● Dataset records
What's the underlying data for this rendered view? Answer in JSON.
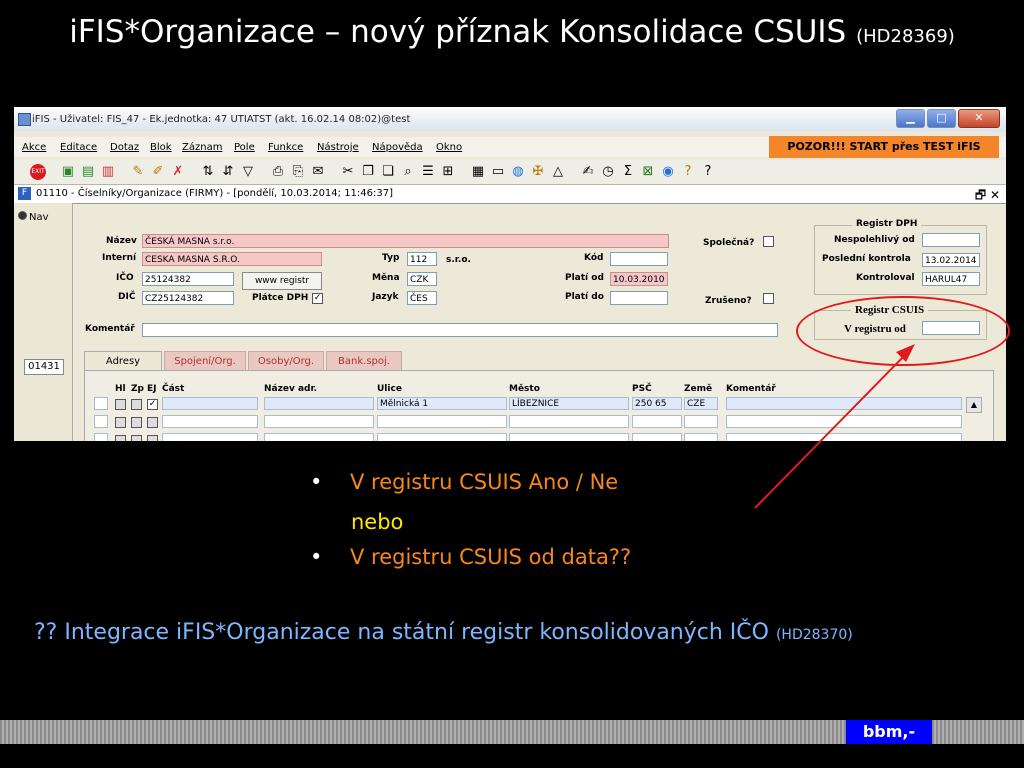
{
  "slide": {
    "title": "iFIS*Organizace – nový příznak Konsolidace CSUIS",
    "title_ref": "(HD28369)",
    "bullets": [
      "V registru CSUIS Ano / Ne",
      "V registru CSUIS od data??"
    ],
    "nebo": "nebo",
    "integrace": "?? Integrace iFIS*Organizace na státní registr konsolidovaných IČO",
    "integrace_ref": "(HD28370)",
    "logo": "bbm,-"
  },
  "window": {
    "title": "iFIS - Uživatel: FIS_47 - Ek.jednotka: 47 UTIATST (akt. 16.02.14 08:02)@test",
    "minimize": "▁",
    "maximize": "□",
    "close": "✕",
    "menu": [
      "Akce",
      "Editace",
      "Dotaz",
      "Blok",
      "Záznam",
      "Pole",
      "Funkce",
      "Nástroje",
      "Nápověda",
      "Okno"
    ],
    "warning": "POZOR!!! START přes TEST iFIS",
    "subwindow_title": "01110 - Číselníky/Organizace (FIRMY) - [pondělí, 10.03.2014; 11:46:37]",
    "subwindow_controls": "🗗 ✕"
  },
  "toolbar_icons": [
    "exit-icon",
    "insert-record-icon",
    "save-record-icon",
    "delete-record-icon",
    "query-icon",
    "execute-query-icon",
    "cancel-query-icon",
    "sort-asc-icon",
    "sort-desc-icon",
    "filter-icon",
    "print-icon",
    "print-preview-icon",
    "mail-icon",
    "cut-icon",
    "copy-icon",
    "paste-icon",
    "find-icon",
    "list-icon",
    "tree-icon",
    "calculator-icon",
    "document-icon",
    "globe-icon",
    "tools-icon",
    "warning-icon",
    "edit-icon",
    "calendar-icon",
    "sum-icon",
    "excel-icon",
    "word-icon",
    "help-icon",
    "question-icon"
  ],
  "form": {
    "nav_label": "Nav",
    "record_number": "01431",
    "nazev_label": "Název",
    "nazev": "ČESKÁ MASNA s.r.o.",
    "interni_label": "Interní",
    "interni": "CESKA MASNA S.R.O.",
    "ico_label": "IČO",
    "ico": "25124382",
    "dic_label": "DIČ",
    "dic": "CZ25124382",
    "www_button": "www registr",
    "platce_label": "Plátce DPH",
    "typ_label": "Typ",
    "typ": "112",
    "typ_desc": "s.r.o.",
    "mena_label": "Měna",
    "mena": "CZK",
    "jazyk_label": "Jazyk",
    "jazyk": "ČES",
    "kod_label": "Kód",
    "kod": "",
    "plati_od_label": "Platí od",
    "plati_od": "10.03.2010",
    "plati_do_label": "Platí do",
    "plati_do": "",
    "spolecna_label": "Společná?",
    "zruseno_label": "Zrušeno?",
    "komentar_label": "Komentář",
    "komentar": "",
    "dph_group": "Registr DPH",
    "nespolehlivy_label": "Nespolehlivý od",
    "nespolehlivy": "",
    "posledni_label": "Poslední kontrola",
    "posledni": "13.02.2014",
    "kontroloval_label": "Kontroloval",
    "kontroloval": "HARUL47",
    "csuis_group": "Registr CSUIS",
    "v_registru_label": "V registru od",
    "v_registru": ""
  },
  "tabs": [
    "Adresy",
    "Spojení/Org.",
    "Osoby/Org.",
    "Bank.spoj."
  ],
  "table": {
    "headers": [
      "Hl",
      "Zp",
      "EJ",
      "Část",
      "Název adr.",
      "Ulice",
      "Město",
      "PSČ",
      "Země",
      "Komentář"
    ],
    "row1": {
      "ulice": "Mělnická 1",
      "mesto": "LÍBEZNICE",
      "psc": "250 65",
      "zeme": "CZE"
    }
  },
  "colors": {
    "warning_bg": "#f5852a",
    "annotation": "#e01b1b",
    "bullet": "#f7871d",
    "integration": "#7fb6ff"
  }
}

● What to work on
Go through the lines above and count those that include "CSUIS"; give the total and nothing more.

● Task solution
4